■ GIVEN ENTRIES ■
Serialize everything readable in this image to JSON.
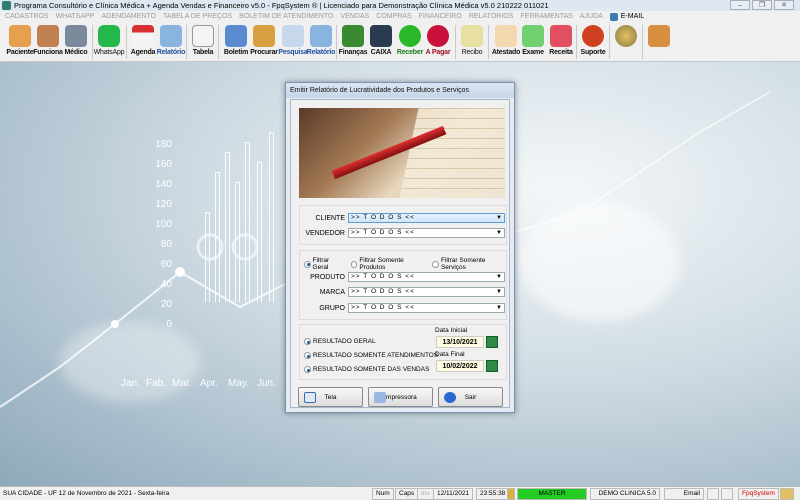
{
  "window": {
    "title": "Programa Consultório e Clínica Médica + Agenda Vendas e Financeiro v5.0 - FpqSystem ® | Licenciado para  Demonstração Clínica Médica v5.0 210222 011021"
  },
  "menu": [
    "CADASTROS",
    "WHATSAPP",
    "AGENDAMENTO",
    "TABELA DE PREÇOS",
    "BOLETIM DE ATENDIMENTO",
    "VENDAS",
    "COMPRAS",
    "FINANCEIRO",
    "RELATÓRIOS",
    "FERRAMENTAS",
    "AJUDA"
  ],
  "menu_email": "E-MAIL",
  "toolbar": [
    "Paciente",
    "Funciona",
    "Médico",
    "WhatsApp",
    "Agenda",
    "Relatório",
    "Tabela",
    "Boletim",
    "Procurar",
    "Pesquisa",
    "Relatório",
    "Finanças",
    "CAIXA",
    "Receber",
    "A Pagar",
    "Recibo",
    "Atestado",
    "Exame",
    "Receita",
    "Suporte",
    "",
    ""
  ],
  "background": {
    "y_ticks": [
      "180",
      "160",
      "140",
      "120",
      "100",
      "80",
      "60",
      "40",
      "20",
      "0"
    ],
    "months": [
      "Jan.",
      "Fab.",
      "Mar.",
      "Apr.",
      "May.",
      "Jun."
    ]
  },
  "dialog": {
    "title": "Emitir Relatório de Lucratividade dos Produtos e Serviços",
    "cliente_label": "CLIENTE",
    "cliente_value": ">> T O D O S <<",
    "vendedor_label": "VENDEDOR",
    "vendedor_value": ">> T O D O S <<",
    "filters": [
      "Filtrar Geral",
      "Filtrar Somente Produtos",
      "Filtrar Somente Serviços"
    ],
    "produto_label": "PRODUTO",
    "produto_value": ">> T O D O S <<",
    "marca_label": "MARCA",
    "marca_value": ">> T O D O S <<",
    "grupo_label": "GRUPO",
    "grupo_value": ">> T O D O S <<",
    "results": [
      "RESULTADO GERAL",
      "RESULTADO SOMENTE ATENDIMENTOS",
      "RESULTADO SOMENTE DAS VENDAS"
    ],
    "data_inicial_label": "Data Inicial",
    "data_inicial": "13/10/2021",
    "data_final_label": "Data Final",
    "data_final": "10/02/2022",
    "buttons": {
      "tela": "Tela",
      "impressora": "Impressora",
      "sair": "Sair"
    }
  },
  "status": {
    "location": "SUA CIDADE - UF 12 de Novembro de 2021 - Sexta-feira",
    "num": "Num",
    "caps": "Caps",
    "ins": "Ins",
    "date": "12/11/2021",
    "time": "23:55:38",
    "user": "MASTER",
    "company": "DEMO CLINICA 5.0",
    "email": "Email",
    "brand": "FpqSystem"
  },
  "colors": {
    "user_bg": "#22cc22",
    "accent": "#2a5a8a"
  }
}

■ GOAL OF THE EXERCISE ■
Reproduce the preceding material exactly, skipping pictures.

■ EXERCISE RESULT ■
Serialize everything readable in this image to JSON.
{
  "window": {
    "title": "Programa Consultório e Clínica Médica + Agenda Vendas e Financeiro v5.0 - FpqSystem ® | Licenciado para  Demonstração Clínica Médica v5.0 210222 011021"
  },
  "menu": [
    "CADASTROS",
    "WHATSAPP",
    "AGENDAMENTO",
    "TABELA DE PREÇOS",
    "BOLETIM DE ATENDIMENTO",
    "VENDAS",
    "COMPRAS",
    "FINANCEIRO",
    "RELATÓRIOS",
    "FERRAMENTAS",
    "AJUDA"
  ],
  "menu_email": "E-MAIL",
  "toolbar": [
    "Paciente",
    "Funciona",
    "Médico",
    "WhatsApp",
    "Agenda",
    "Relatório",
    "Tabela",
    "Boletim",
    "Procurar",
    "Pesquisa",
    "Relatório",
    "Finanças",
    "CAIXA",
    "Receber",
    "A Pagar",
    "Recibo",
    "Atestado",
    "Exame",
    "Receita",
    "Suporte",
    "",
    ""
  ],
  "background": {
    "y_ticks": [
      "180",
      "160",
      "140",
      "120",
      "100",
      "80",
      "60",
      "40",
      "20",
      "0"
    ],
    "months": [
      "Jan.",
      "Fab.",
      "Mar.",
      "Apr.",
      "May.",
      "Jun."
    ]
  },
  "dialog": {
    "title": "Emitir Relatório de Lucratividade dos Produtos e Serviços",
    "cliente_label": "CLIENTE",
    "cliente_value": ">> T O D O S <<",
    "vendedor_label": "VENDEDOR",
    "vendedor_value": ">> T O D O S <<",
    "filters": [
      "Filtrar Geral",
      "Filtrar Somente Produtos",
      "Filtrar Somente Serviços"
    ],
    "produto_label": "PRODUTO",
    "produto_value": ">> T O D O S <<",
    "marca_label": "MARCA",
    "marca_value": ">> T O D O S <<",
    "grupo_label": "GRUPO",
    "grupo_value": ">> T O D O S <<",
    "results": [
      "RESULTADO GERAL",
      "RESULTADO SOMENTE ATENDIMENTOS",
      "RESULTADO SOMENTE DAS VENDAS"
    ],
    "data_inicial_label": "Data Inicial",
    "data_inicial": "13/10/2021",
    "data_final_label": "Data Final",
    "data_final": "10/02/2022",
    "buttons": {
      "tela": "Tela",
      "impressora": "Impressora",
      "sair": "Sair"
    }
  },
  "status": {
    "location": "SUA CIDADE - UF 12 de Novembro de 2021 - Sexta-feira",
    "num": "Num",
    "caps": "Caps",
    "ins": "Ins",
    "date": "12/11/2021",
    "time": "23:55:38",
    "user": "MASTER",
    "company": "DEMO CLINICA 5.0",
    "email": "Email",
    "brand": "FpqSystem"
  },
  "colors": {
    "user_bg": "#22cc22",
    "accent": "#2a5a8a"
  }
}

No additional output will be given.